“ owing to a well-founded fear of being persecuted for reasons of race, religion, nationality, membership of a particular social group, or political opinion, is outside the country of their nationality, and is unable to or, owing to such fear, is unwilling to avail him/herself of the protection of that country. ”
The concept of a refugee was expanded by the Conventions’ 1967 Protocol and by regional conventions in Africa and Latin America to include persons who had fled war or other violence in their home country.
The Refugees Convention defines a refugee as:
“Any person who owing to a well founded fear of being persecuted for reasons of race, religion, nationality, membership of a particular social group or political opinion, is outside the country of his/her nationality and is unable, or owing to such fear, is unwilling to avail himself/herself of the protection of that country.”

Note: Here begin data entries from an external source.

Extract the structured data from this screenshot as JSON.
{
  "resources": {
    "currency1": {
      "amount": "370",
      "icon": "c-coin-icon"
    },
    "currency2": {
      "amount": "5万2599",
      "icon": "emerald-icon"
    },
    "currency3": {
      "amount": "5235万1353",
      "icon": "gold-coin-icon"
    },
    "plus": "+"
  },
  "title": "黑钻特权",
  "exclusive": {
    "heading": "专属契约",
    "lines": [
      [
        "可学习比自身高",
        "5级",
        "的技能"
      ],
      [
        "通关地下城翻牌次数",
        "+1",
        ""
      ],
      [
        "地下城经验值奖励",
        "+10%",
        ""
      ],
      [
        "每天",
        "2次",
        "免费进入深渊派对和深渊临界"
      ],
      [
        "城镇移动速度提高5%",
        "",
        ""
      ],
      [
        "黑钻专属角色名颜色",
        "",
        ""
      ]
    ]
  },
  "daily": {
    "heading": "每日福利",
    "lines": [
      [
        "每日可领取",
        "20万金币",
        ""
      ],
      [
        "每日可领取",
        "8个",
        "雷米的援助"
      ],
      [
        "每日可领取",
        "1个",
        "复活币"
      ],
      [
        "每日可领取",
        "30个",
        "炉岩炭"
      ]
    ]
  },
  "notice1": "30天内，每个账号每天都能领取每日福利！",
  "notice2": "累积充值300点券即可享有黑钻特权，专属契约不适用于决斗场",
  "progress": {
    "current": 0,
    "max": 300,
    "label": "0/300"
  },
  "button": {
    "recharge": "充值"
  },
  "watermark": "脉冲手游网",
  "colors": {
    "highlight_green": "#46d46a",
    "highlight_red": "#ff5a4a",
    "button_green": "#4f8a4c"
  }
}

The important parts of this definition are:
- that the person has to be outside their country of origin;
- the reason for their flight has to be a fear of persecution;
- the persecution has to result from one or more of 5 grounds (race, religion, nationality, membership of a particular social group or political opinion);
- this fear of persecution has to be well founded; and
- the person is unwilling or unable to seek the protection of their country.
Refugee was defined as a legal group in response to the large numbers of people fleeing Eastern Europe following World War II. The lead international agency coordinating refugee protection is the Office of the United Nations High Commissioner for Refugees (UNHCR), which counted 8.4 million refugees worldwide at the beginning of 2006. This was the lowest number since 1980. The major exception are the 4.3 million Palestinian refugees under the authority of the United Nations Relief and Works Agency for Palestine Refugees in the Near East (UNRWA), who are the only group to be granted refugee status to the descendants of refugees according to the above definition. The U.S. Committee for Refugees and Immigrants gives the world total as 12,019,700 refugees and estimates there are over 34,000,000 displaced by war, including internally displaced persons, who remain within the same national borders.